• Exercise instructions: For the word "経費精算書", count the lines in the records below that include it and give only that number.

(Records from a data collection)
━━━━━━━━
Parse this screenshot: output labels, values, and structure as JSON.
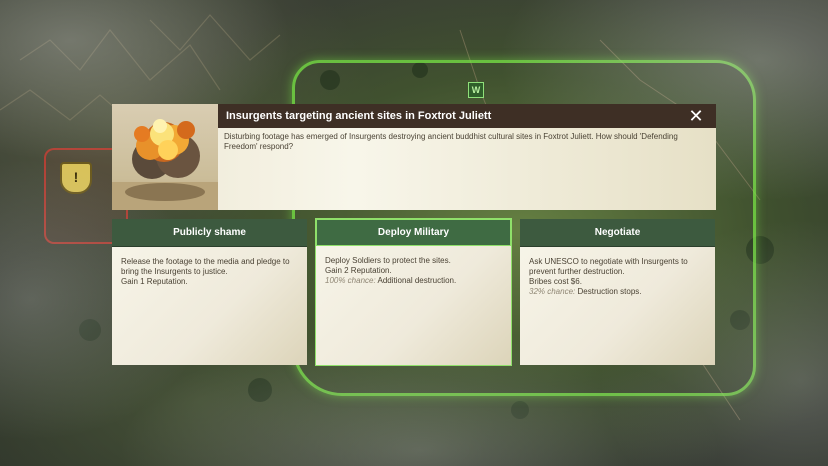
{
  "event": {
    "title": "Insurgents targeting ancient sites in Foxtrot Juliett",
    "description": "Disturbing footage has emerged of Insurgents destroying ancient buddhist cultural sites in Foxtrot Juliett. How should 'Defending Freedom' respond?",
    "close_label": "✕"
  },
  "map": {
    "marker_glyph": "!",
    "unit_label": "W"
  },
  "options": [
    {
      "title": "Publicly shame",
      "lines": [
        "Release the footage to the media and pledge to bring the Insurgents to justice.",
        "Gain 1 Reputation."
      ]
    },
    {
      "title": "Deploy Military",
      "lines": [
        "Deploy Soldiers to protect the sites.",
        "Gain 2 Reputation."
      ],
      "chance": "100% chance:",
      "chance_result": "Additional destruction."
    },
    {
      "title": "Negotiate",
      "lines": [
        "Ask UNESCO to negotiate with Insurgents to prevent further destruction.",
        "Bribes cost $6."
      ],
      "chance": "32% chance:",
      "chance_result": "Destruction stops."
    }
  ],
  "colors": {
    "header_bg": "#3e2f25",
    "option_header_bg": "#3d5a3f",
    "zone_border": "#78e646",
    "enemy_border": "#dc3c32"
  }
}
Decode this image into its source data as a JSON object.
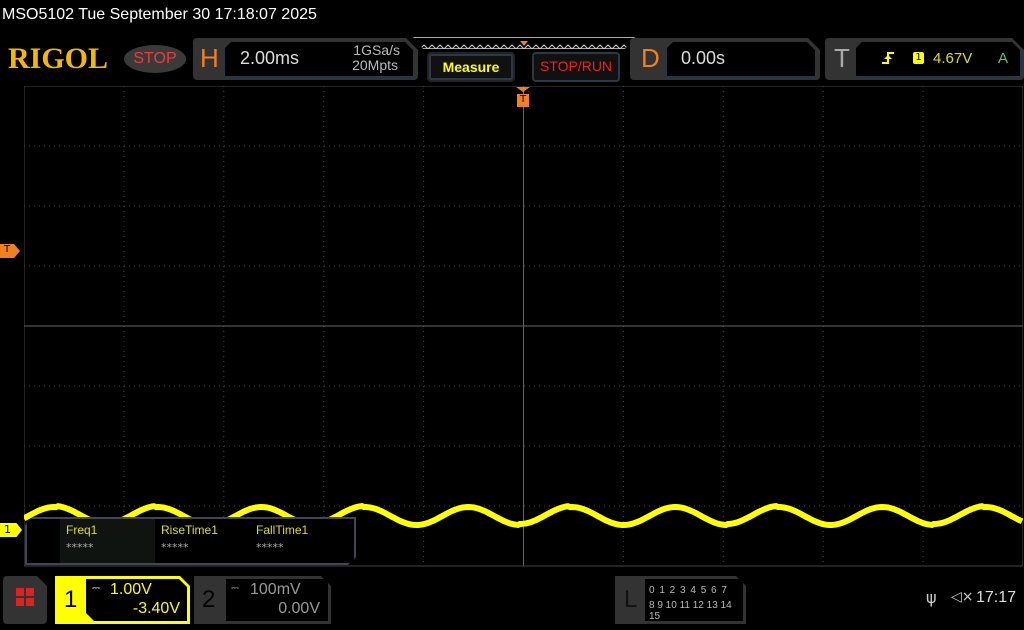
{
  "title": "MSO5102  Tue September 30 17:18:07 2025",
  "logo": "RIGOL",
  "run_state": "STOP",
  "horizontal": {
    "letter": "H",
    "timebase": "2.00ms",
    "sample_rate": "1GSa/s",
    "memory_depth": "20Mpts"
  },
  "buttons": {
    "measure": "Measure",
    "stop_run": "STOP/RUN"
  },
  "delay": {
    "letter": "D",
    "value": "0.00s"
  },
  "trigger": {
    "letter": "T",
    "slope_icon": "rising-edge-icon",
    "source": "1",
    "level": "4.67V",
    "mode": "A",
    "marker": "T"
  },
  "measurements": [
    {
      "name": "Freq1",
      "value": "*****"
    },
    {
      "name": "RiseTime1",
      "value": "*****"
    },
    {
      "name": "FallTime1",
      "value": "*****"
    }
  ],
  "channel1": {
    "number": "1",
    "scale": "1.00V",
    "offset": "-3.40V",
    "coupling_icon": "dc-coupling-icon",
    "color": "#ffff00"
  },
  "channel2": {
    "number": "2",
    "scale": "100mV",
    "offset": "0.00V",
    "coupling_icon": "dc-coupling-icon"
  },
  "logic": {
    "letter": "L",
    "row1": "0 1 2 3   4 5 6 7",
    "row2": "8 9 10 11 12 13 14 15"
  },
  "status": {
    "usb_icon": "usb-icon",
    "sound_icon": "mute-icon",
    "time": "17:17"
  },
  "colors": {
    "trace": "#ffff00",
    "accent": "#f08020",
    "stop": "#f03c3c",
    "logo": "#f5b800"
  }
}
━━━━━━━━
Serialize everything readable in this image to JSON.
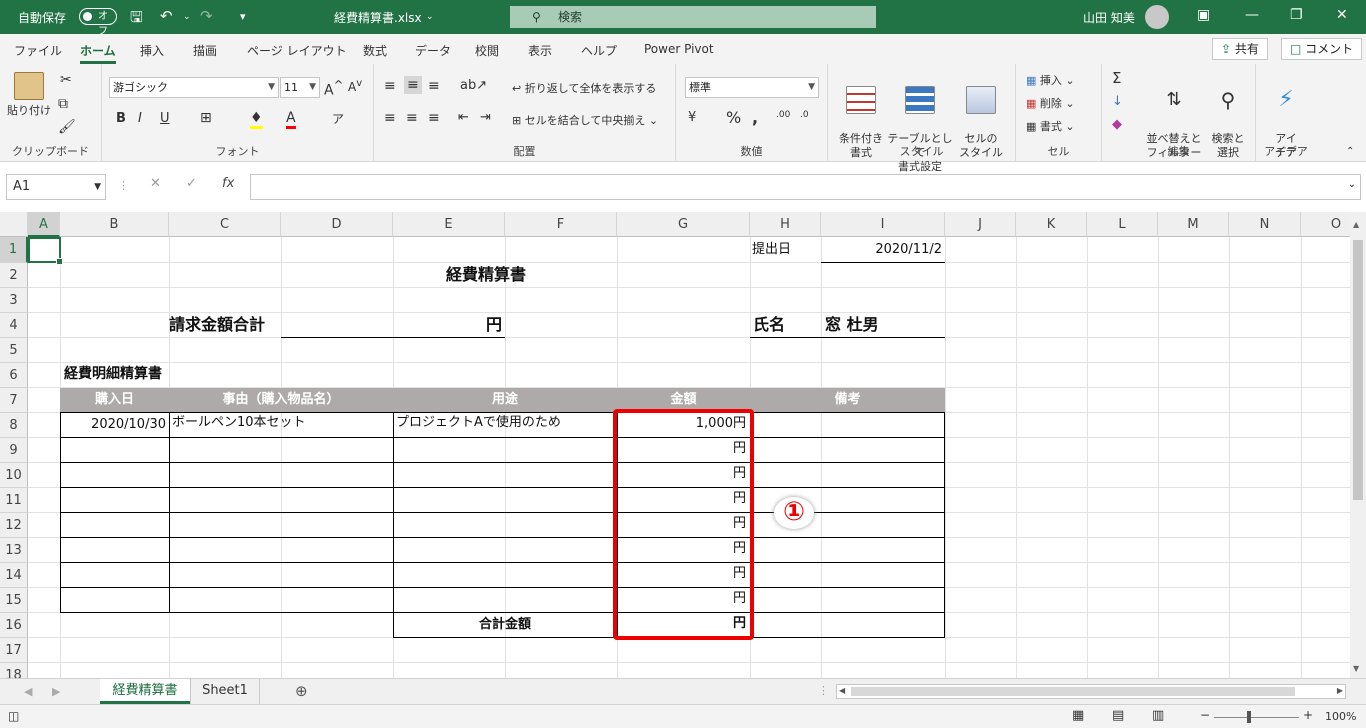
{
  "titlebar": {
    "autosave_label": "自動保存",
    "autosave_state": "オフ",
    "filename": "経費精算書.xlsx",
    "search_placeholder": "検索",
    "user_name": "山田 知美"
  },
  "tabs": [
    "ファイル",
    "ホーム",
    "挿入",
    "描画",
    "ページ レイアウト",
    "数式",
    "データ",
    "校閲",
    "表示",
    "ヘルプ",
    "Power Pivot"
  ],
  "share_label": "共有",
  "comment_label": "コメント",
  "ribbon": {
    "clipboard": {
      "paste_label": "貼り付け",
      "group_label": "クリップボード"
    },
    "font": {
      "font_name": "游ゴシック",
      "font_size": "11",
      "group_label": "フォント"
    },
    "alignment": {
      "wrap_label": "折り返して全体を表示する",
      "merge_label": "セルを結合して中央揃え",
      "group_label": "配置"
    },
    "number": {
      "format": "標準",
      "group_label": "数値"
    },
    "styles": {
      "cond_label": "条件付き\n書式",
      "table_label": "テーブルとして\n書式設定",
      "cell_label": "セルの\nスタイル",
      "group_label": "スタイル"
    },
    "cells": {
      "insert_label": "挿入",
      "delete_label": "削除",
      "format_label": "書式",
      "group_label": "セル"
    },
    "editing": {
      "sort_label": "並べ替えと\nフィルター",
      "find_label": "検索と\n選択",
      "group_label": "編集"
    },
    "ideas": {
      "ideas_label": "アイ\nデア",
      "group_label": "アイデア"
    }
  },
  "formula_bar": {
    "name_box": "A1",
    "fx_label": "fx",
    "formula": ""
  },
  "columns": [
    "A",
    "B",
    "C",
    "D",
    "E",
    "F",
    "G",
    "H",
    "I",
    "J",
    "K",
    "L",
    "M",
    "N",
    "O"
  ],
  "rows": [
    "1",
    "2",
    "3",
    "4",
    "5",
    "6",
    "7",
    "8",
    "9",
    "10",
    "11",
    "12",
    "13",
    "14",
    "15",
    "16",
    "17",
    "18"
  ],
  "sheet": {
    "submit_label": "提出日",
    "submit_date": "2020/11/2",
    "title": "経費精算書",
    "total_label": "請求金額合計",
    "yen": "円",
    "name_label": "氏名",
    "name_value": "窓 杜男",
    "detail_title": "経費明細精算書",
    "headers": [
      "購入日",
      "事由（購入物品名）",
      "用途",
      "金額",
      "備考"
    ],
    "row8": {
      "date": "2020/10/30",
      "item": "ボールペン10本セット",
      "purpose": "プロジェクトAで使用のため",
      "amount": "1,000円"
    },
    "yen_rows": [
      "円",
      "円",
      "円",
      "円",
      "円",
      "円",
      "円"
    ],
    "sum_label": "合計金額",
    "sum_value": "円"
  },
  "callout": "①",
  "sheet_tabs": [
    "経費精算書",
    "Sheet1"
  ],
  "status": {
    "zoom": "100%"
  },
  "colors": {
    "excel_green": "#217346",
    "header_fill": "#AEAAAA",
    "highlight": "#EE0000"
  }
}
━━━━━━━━
• Answer to the exercise: 3